__Provided information__:
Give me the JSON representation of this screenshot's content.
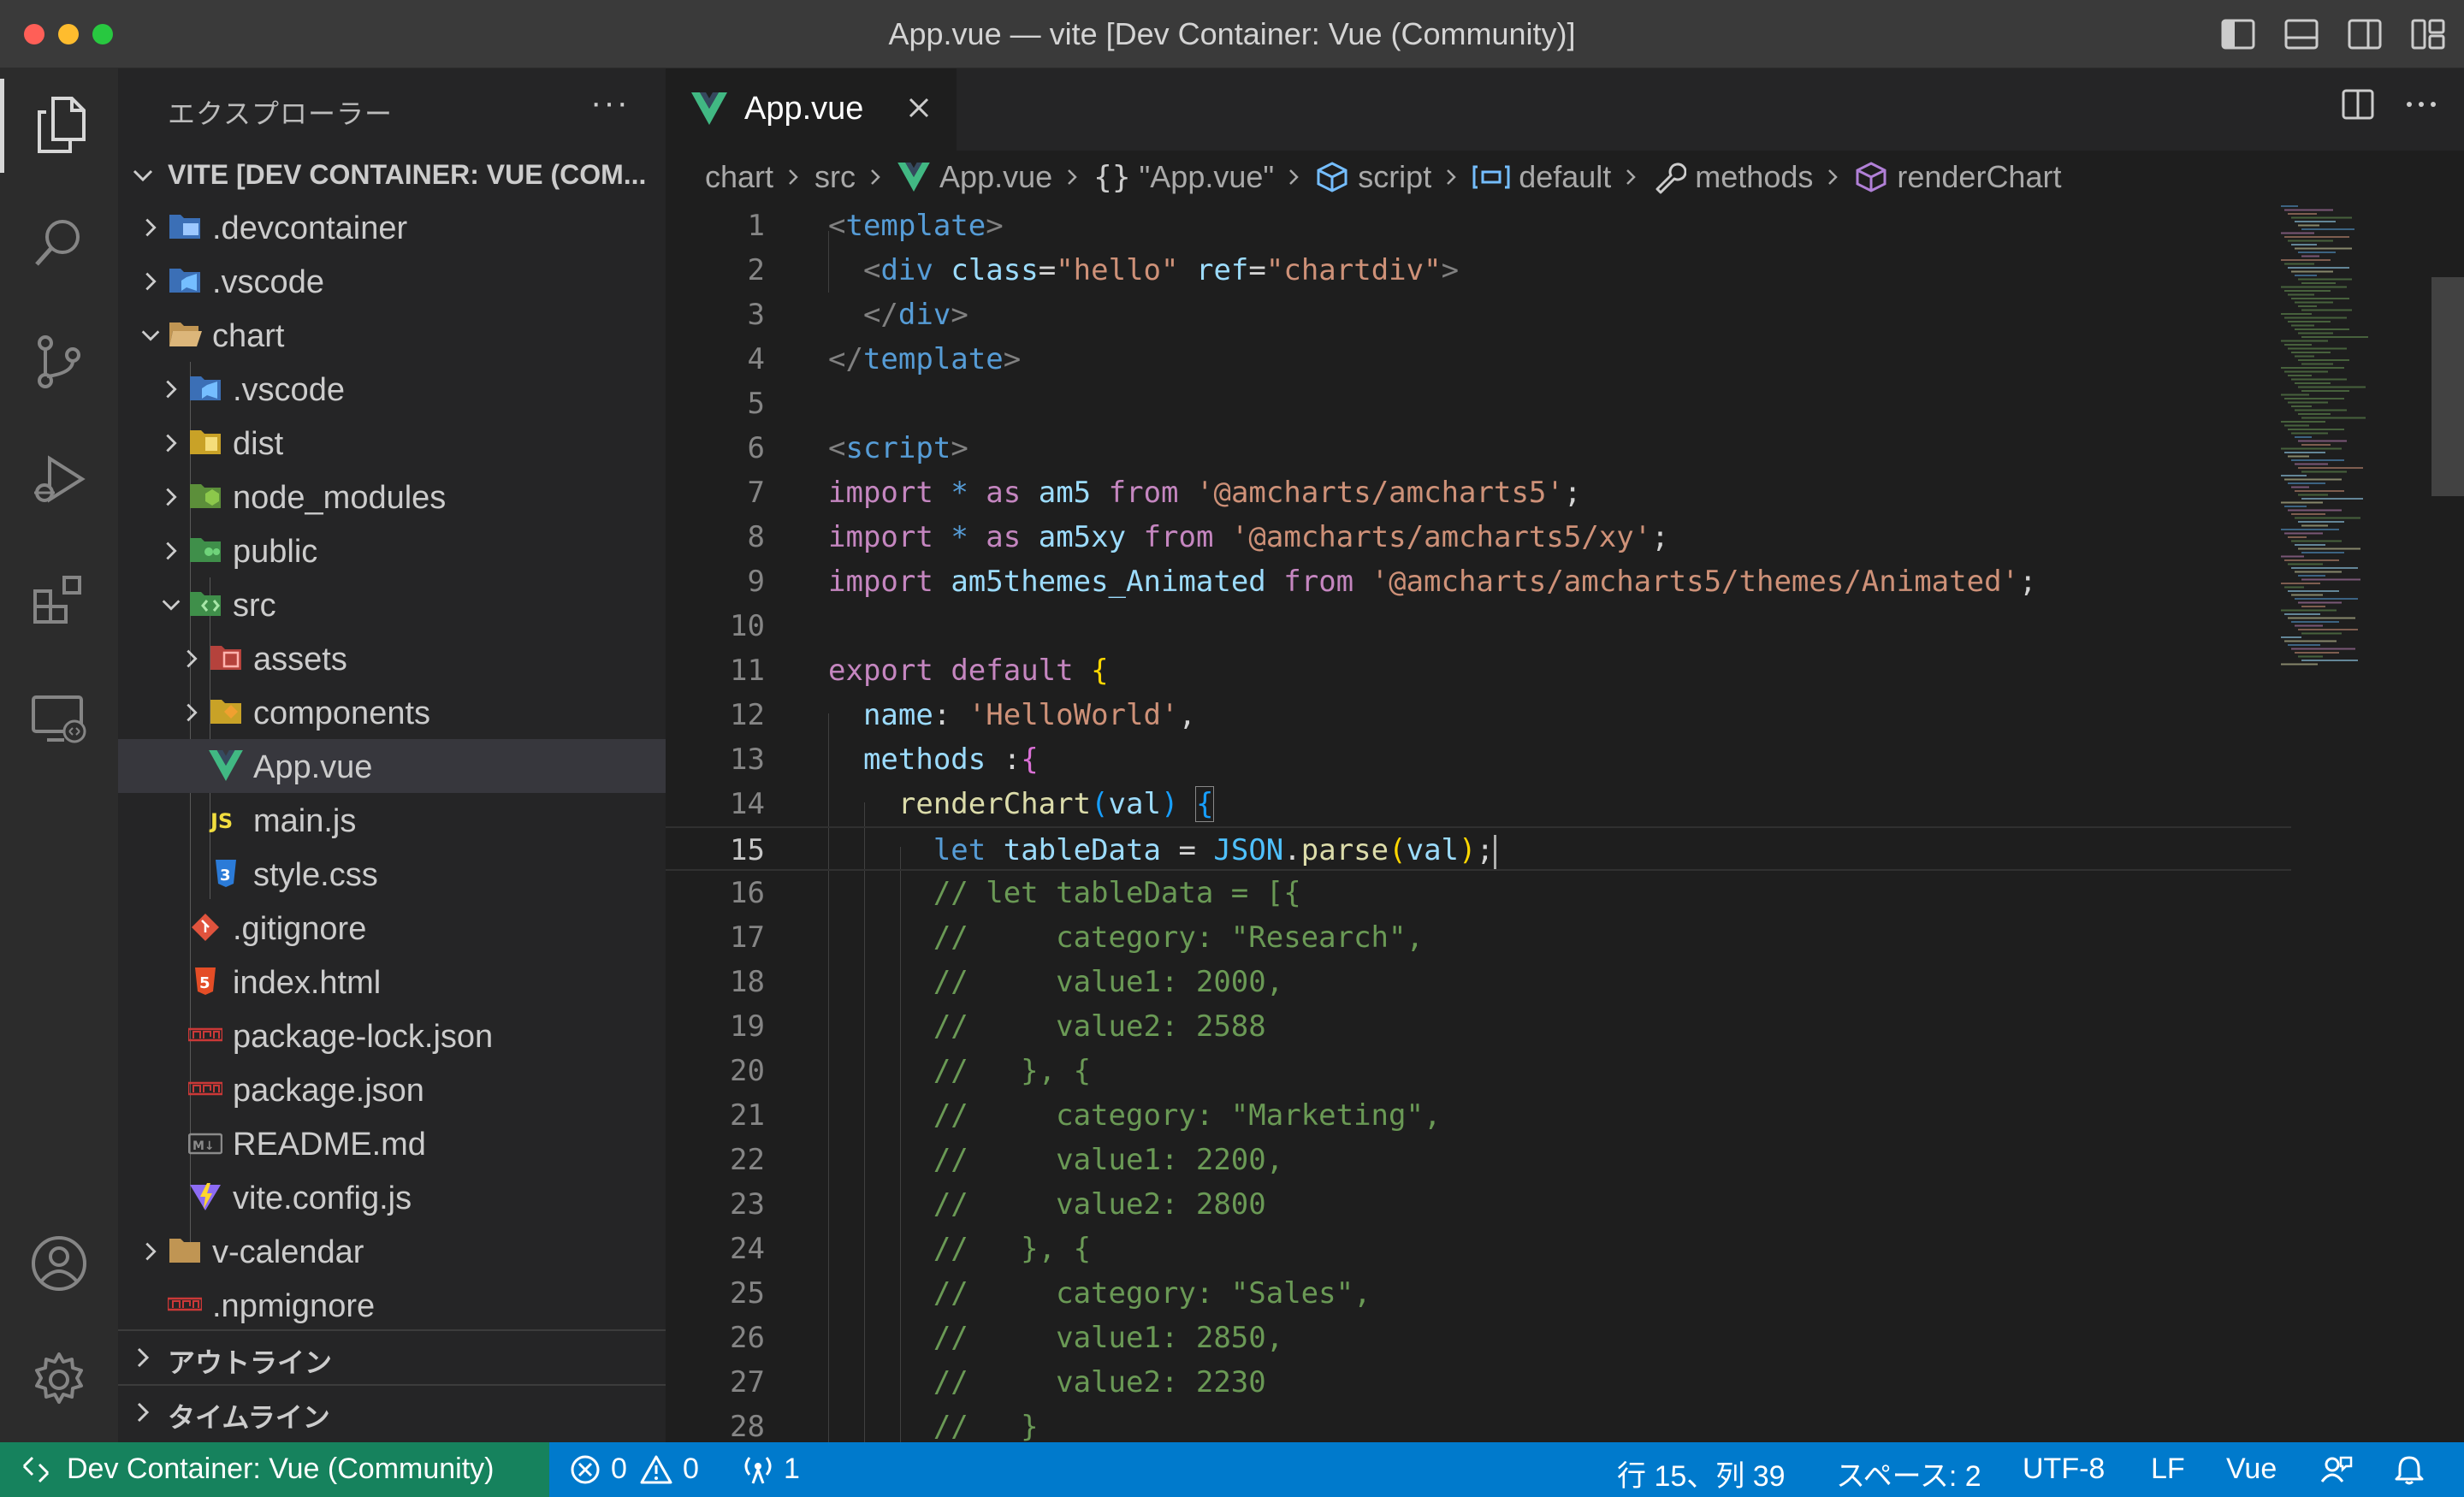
{
  "window": {
    "title": "App.vue — vite [Dev Container: Vue (Community)]"
  },
  "explorer": {
    "title": "エクスプローラー",
    "more": "···",
    "root": "VITE [DEV CONTAINER: VUE (COM...",
    "items": [
      {
        "label": ".devcontainer",
        "icon": "folder-devcontainer-icon"
      },
      {
        "label": ".vscode",
        "icon": "folder-vscode-icon"
      },
      {
        "label": "chart",
        "icon": "folder-open-icon"
      },
      {
        "label": ".vscode",
        "icon": "folder-vscode-icon"
      },
      {
        "label": "dist",
        "icon": "folder-dist-icon"
      },
      {
        "label": "node_modules",
        "icon": "folder-node-icon"
      },
      {
        "label": "public",
        "icon": "folder-public-icon"
      },
      {
        "label": "src",
        "icon": "folder-src-icon"
      },
      {
        "label": "assets",
        "icon": "folder-assets-icon"
      },
      {
        "label": "components",
        "icon": "folder-components-icon"
      },
      {
        "label": "App.vue",
        "icon": "vue-file-icon"
      },
      {
        "label": "main.js",
        "icon": "js-file-icon"
      },
      {
        "label": "style.css",
        "icon": "css-file-icon"
      },
      {
        "label": ".gitignore",
        "icon": "git-file-icon"
      },
      {
        "label": "index.html",
        "icon": "html-file-icon"
      },
      {
        "label": "package-lock.json",
        "icon": "npm-file-icon"
      },
      {
        "label": "package.json",
        "icon": "npm-file-icon"
      },
      {
        "label": "README.md",
        "icon": "markdown-file-icon"
      },
      {
        "label": "vite.config.js",
        "icon": "vite-file-icon"
      },
      {
        "label": "v-calendar",
        "icon": "folder-icon"
      },
      {
        "label": ".npmignore",
        "icon": "npm-file-icon"
      }
    ],
    "outline": "アウトライン",
    "timeline": "タイムライン"
  },
  "tab": {
    "label": "App.vue"
  },
  "breadcrumb": {
    "items": [
      "chart",
      "src",
      "App.vue",
      "\"App.vue\"",
      "script",
      "default",
      "methods",
      "renderChart"
    ]
  },
  "code": {
    "current_line": 15,
    "lines": [
      [
        [
          "tk-punc",
          "<"
        ],
        [
          "tk-tag",
          "template"
        ],
        [
          "tk-punc",
          ">"
        ]
      ],
      [
        [
          "tk-def",
          "  "
        ],
        [
          "tk-punc",
          "<"
        ],
        [
          "tk-tag",
          "div"
        ],
        [
          "tk-def",
          " "
        ],
        [
          "tk-attr",
          "class"
        ],
        [
          "tk-def",
          "="
        ],
        [
          "tk-str",
          "\"hello\""
        ],
        [
          "tk-def",
          " "
        ],
        [
          "tk-attr",
          "ref"
        ],
        [
          "tk-def",
          "="
        ],
        [
          "tk-str",
          "\"chartdiv\""
        ],
        [
          "tk-punc",
          ">"
        ]
      ],
      [
        [
          "tk-def",
          "  "
        ],
        [
          "tk-punc",
          "</"
        ],
        [
          "tk-tag",
          "div"
        ],
        [
          "tk-punc",
          ">"
        ]
      ],
      [
        [
          "tk-punc",
          "</"
        ],
        [
          "tk-tag",
          "template"
        ],
        [
          "tk-punc",
          ">"
        ]
      ],
      [],
      [
        [
          "tk-punc",
          "<"
        ],
        [
          "tk-tag",
          "script"
        ],
        [
          "tk-punc",
          ">"
        ]
      ],
      [
        [
          "tk-kw",
          "import"
        ],
        [
          "tk-def",
          " "
        ],
        [
          "tk-kwb",
          "*"
        ],
        [
          "tk-def",
          " "
        ],
        [
          "tk-kw",
          "as"
        ],
        [
          "tk-def",
          " "
        ],
        [
          "tk-var",
          "am5"
        ],
        [
          "tk-def",
          " "
        ],
        [
          "tk-kw",
          "from"
        ],
        [
          "tk-def",
          " "
        ],
        [
          "tk-str",
          "'@amcharts/amcharts5'"
        ],
        [
          "tk-def",
          ";"
        ]
      ],
      [
        [
          "tk-kw",
          "import"
        ],
        [
          "tk-def",
          " "
        ],
        [
          "tk-kwb",
          "*"
        ],
        [
          "tk-def",
          " "
        ],
        [
          "tk-kw",
          "as"
        ],
        [
          "tk-def",
          " "
        ],
        [
          "tk-var",
          "am5xy"
        ],
        [
          "tk-def",
          " "
        ],
        [
          "tk-kw",
          "from"
        ],
        [
          "tk-def",
          " "
        ],
        [
          "tk-str",
          "'@amcharts/amcharts5/xy'"
        ],
        [
          "tk-def",
          ";"
        ]
      ],
      [
        [
          "tk-kw",
          "import"
        ],
        [
          "tk-def",
          " "
        ],
        [
          "tk-var",
          "am5themes_Animated"
        ],
        [
          "tk-def",
          " "
        ],
        [
          "tk-kw",
          "from"
        ],
        [
          "tk-def",
          " "
        ],
        [
          "tk-str",
          "'@amcharts/amcharts5/themes/Animated'"
        ],
        [
          "tk-def",
          ";"
        ]
      ],
      [],
      [
        [
          "tk-kw",
          "export"
        ],
        [
          "tk-def",
          " "
        ],
        [
          "tk-kw",
          "default"
        ],
        [
          "tk-def",
          " "
        ],
        [
          "tk-br1",
          "{"
        ]
      ],
      [
        [
          "tk-def",
          "  "
        ],
        [
          "tk-var",
          "name"
        ],
        [
          "tk-def",
          ": "
        ],
        [
          "tk-str",
          "'HelloWorld'"
        ],
        [
          "tk-def",
          ","
        ]
      ],
      [
        [
          "tk-def",
          "  "
        ],
        [
          "tk-var",
          "methods"
        ],
        [
          "tk-def",
          " :"
        ],
        [
          "tk-br2",
          "{"
        ]
      ],
      [
        [
          "tk-def",
          "    "
        ],
        [
          "tk-fn",
          "renderChart"
        ],
        [
          "tk-br3",
          "("
        ],
        [
          "tk-var",
          "val"
        ],
        [
          "tk-br3",
          ")"
        ],
        [
          "tk-def",
          " "
        ],
        [
          "tk-br3 bracket-box",
          "{"
        ]
      ],
      [
        [
          "tk-def",
          "      "
        ],
        [
          "tk-kwb",
          "let"
        ],
        [
          "tk-def",
          " "
        ],
        [
          "tk-var",
          "tableData"
        ],
        [
          "tk-def",
          " = "
        ],
        [
          "tk-cls",
          "JSON"
        ],
        [
          "tk-def",
          "."
        ],
        [
          "tk-fn",
          "parse"
        ],
        [
          "tk-br1",
          "("
        ],
        [
          "tk-var",
          "val"
        ],
        [
          "tk-br1",
          ")"
        ],
        [
          "tk-def",
          ";"
        ]
      ],
      [
        [
          "tk-cmt",
          "      // let tableData = [{"
        ]
      ],
      [
        [
          "tk-cmt",
          "      //     category: \"Research\","
        ]
      ],
      [
        [
          "tk-cmt",
          "      //     value1: 2000,"
        ]
      ],
      [
        [
          "tk-cmt",
          "      //     value2: 2588"
        ]
      ],
      [
        [
          "tk-cmt",
          "      //   }, {"
        ]
      ],
      [
        [
          "tk-cmt",
          "      //     category: \"Marketing\","
        ]
      ],
      [
        [
          "tk-cmt",
          "      //     value1: 2200,"
        ]
      ],
      [
        [
          "tk-cmt",
          "      //     value2: 2800"
        ]
      ],
      [
        [
          "tk-cmt",
          "      //   }, {"
        ]
      ],
      [
        [
          "tk-cmt",
          "      //     category: \"Sales\","
        ]
      ],
      [
        [
          "tk-cmt",
          "      //     value1: 2850,"
        ]
      ],
      [
        [
          "tk-cmt",
          "      //     value2: 2230"
        ]
      ],
      [
        [
          "tk-cmt",
          "      //   }"
        ]
      ]
    ]
  },
  "status": {
    "remote": "Dev Container: Vue (Community)",
    "errors": "0",
    "warnings": "0",
    "ports": "1",
    "position": "行 15、列 39",
    "spaces": "スペース: 2",
    "encoding": "UTF-8",
    "eol": "LF",
    "language": "Vue"
  },
  "colors": {
    "accent": "#007acc",
    "remote": "#16825d",
    "vue": "#41b883"
  }
}
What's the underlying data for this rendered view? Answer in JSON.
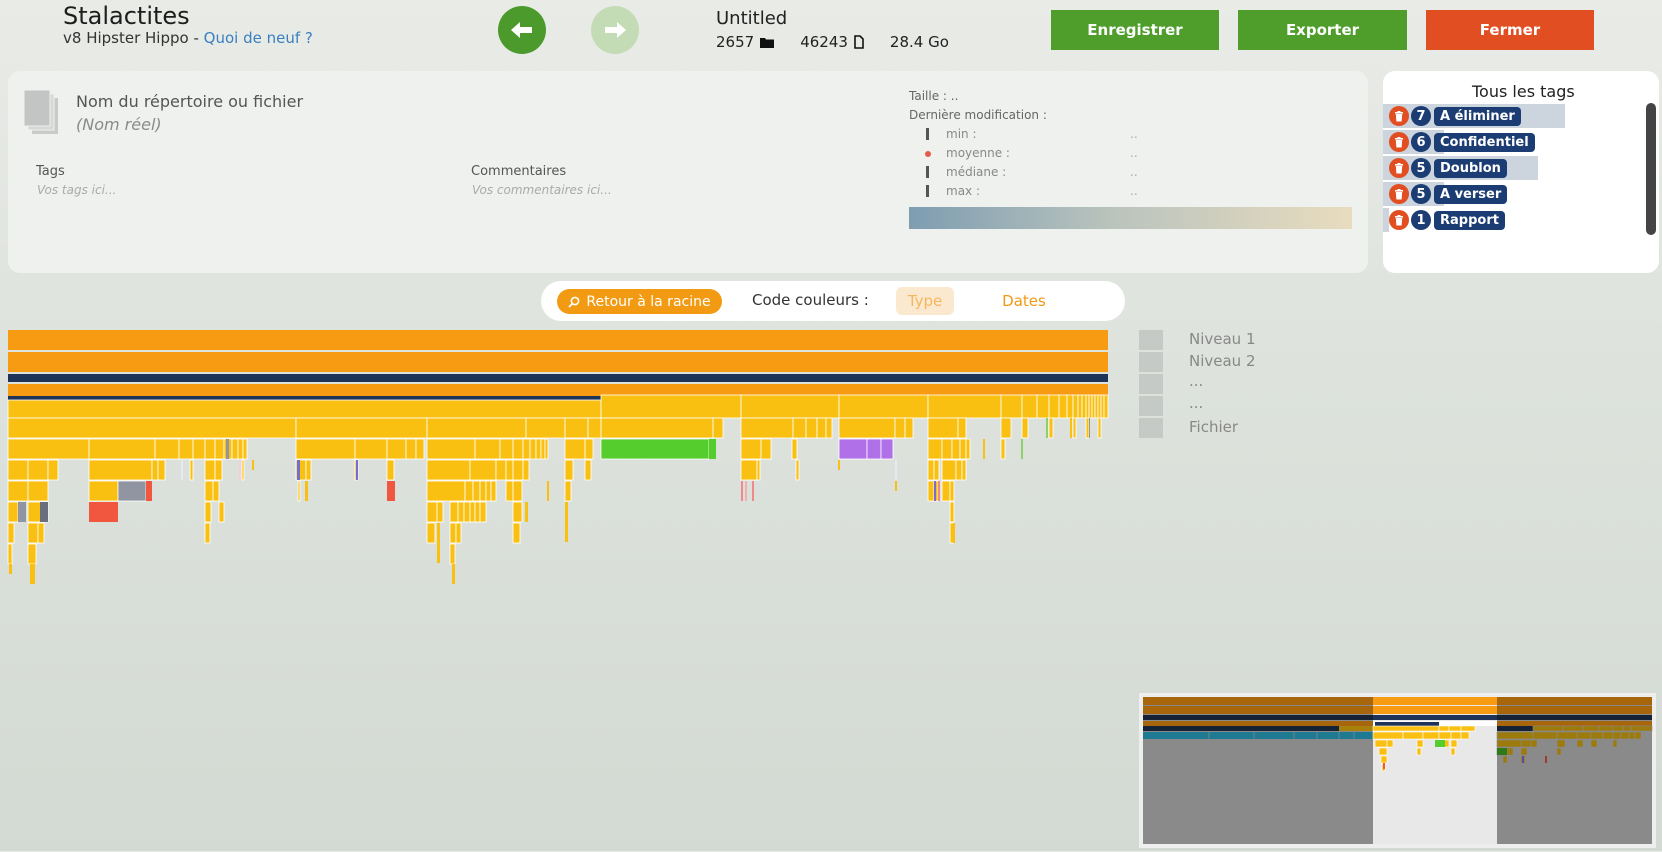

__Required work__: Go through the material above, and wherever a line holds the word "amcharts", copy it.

__Written response__:
          "'@amcharts/amcharts5'"
          "'@amcharts/amcharts5/xy'"
          "'@amcharts/amcharts5/themes/Animated'"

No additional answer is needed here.